Westworld isn’t the only show Humans calls to mind, with its mix of sci-fi, interpersonal drama, and discussions of ethical responsibility. There are moments, especially with the plotline that involves Moss and her relationship with a sophisticated operating system, that are reminiscent of the film Her, too. Those aforementioned qualities and the show’s distinctly British vibe (while based on a Swedish series, Humans was co-created for the U.K.’s Channel Four by Sam Vincent and Jonathan Brackley) also feel of a kind with the high-tech anthology series Black Mirror. It’s become all too common these days to hear people say they feel like they’re living in a Black Mirror episode, either because bee-pollinating drones are apparently becoming an actual thing (for more: see Black Mirror season three) or because of the insanity of our current political climate (for more: see Black Mirror episodes from seasons one and two, as well as the headlines on the New York Times homepage at any given moment).

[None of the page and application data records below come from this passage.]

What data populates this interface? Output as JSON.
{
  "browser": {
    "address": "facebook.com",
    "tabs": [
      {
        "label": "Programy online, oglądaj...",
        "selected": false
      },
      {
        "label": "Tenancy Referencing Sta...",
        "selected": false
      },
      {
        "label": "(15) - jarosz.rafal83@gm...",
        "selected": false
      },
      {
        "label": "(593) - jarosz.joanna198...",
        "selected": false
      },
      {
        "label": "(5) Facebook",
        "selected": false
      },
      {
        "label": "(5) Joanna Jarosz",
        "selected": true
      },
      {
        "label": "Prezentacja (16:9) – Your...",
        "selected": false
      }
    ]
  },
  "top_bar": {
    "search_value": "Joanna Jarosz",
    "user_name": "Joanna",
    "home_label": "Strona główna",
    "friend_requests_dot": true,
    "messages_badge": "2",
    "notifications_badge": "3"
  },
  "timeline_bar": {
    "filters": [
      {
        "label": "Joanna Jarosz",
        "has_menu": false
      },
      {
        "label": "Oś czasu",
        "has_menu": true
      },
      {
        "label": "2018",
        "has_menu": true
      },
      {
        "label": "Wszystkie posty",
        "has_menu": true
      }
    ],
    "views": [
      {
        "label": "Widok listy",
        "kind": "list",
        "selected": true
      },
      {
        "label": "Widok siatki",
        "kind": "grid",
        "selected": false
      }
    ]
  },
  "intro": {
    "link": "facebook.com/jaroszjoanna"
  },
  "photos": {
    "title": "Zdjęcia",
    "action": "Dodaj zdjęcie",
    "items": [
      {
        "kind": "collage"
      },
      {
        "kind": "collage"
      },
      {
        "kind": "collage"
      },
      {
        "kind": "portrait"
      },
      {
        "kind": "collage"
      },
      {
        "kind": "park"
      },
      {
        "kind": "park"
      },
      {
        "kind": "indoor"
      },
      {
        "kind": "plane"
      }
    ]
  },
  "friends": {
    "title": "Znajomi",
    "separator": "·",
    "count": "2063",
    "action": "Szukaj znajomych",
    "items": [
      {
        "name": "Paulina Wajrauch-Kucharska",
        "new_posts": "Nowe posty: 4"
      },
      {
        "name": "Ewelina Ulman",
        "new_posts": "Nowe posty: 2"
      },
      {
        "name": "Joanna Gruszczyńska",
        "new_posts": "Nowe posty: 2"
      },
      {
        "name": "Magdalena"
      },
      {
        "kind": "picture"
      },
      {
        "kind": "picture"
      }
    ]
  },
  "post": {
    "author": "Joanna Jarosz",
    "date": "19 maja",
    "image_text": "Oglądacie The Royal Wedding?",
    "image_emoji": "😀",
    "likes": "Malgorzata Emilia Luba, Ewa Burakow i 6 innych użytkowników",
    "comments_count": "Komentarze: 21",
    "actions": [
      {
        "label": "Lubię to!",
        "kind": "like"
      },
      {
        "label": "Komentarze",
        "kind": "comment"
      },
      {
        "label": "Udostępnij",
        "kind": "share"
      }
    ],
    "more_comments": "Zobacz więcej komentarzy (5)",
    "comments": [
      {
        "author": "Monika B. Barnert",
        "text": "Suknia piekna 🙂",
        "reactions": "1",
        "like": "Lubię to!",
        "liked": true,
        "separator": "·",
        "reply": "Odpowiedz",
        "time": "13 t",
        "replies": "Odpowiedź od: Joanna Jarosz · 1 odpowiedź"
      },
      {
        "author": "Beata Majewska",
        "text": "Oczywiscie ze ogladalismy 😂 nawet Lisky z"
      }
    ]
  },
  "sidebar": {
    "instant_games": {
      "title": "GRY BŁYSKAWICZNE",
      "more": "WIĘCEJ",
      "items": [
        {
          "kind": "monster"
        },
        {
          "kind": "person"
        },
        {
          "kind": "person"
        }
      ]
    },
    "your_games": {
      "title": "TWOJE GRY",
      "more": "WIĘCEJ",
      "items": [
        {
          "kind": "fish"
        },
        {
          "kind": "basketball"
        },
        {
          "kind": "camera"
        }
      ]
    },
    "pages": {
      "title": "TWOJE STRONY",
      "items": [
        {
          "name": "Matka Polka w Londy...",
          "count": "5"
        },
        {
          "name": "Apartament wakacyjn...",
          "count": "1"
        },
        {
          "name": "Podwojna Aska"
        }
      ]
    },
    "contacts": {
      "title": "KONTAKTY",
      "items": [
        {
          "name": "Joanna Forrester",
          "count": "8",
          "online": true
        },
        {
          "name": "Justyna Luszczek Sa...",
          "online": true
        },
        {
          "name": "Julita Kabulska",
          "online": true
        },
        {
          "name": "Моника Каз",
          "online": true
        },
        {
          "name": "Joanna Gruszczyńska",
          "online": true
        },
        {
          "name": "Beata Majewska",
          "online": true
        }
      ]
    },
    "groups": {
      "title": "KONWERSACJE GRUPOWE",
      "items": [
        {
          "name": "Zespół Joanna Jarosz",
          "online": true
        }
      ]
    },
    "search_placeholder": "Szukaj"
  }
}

Humans also feels like a reflection of these times, from its snapshots of demonstrations (the ones on the show are spearheaded by protesters against synth labor) to the public discomfort with treating the synths like regular members of society. If you swap out synth with undocumented immigrants or refugees, Humans would be a different show. But not that different.
Later in the season, when Joe expresses interest in relocating to a synth-free town, Laura asks, “What for, to live in some phony, backward-looking bubble where everyone can pretend the future isn’t happening?” Again, she’s talking about the England that exists within the context of this vividly drawn series. But it’s impossible to hear her question and not think about the Brexiting United Kingdom or Trump’s America at this moment. That subtext is right there, embedded in Humans’ rich, intricate code.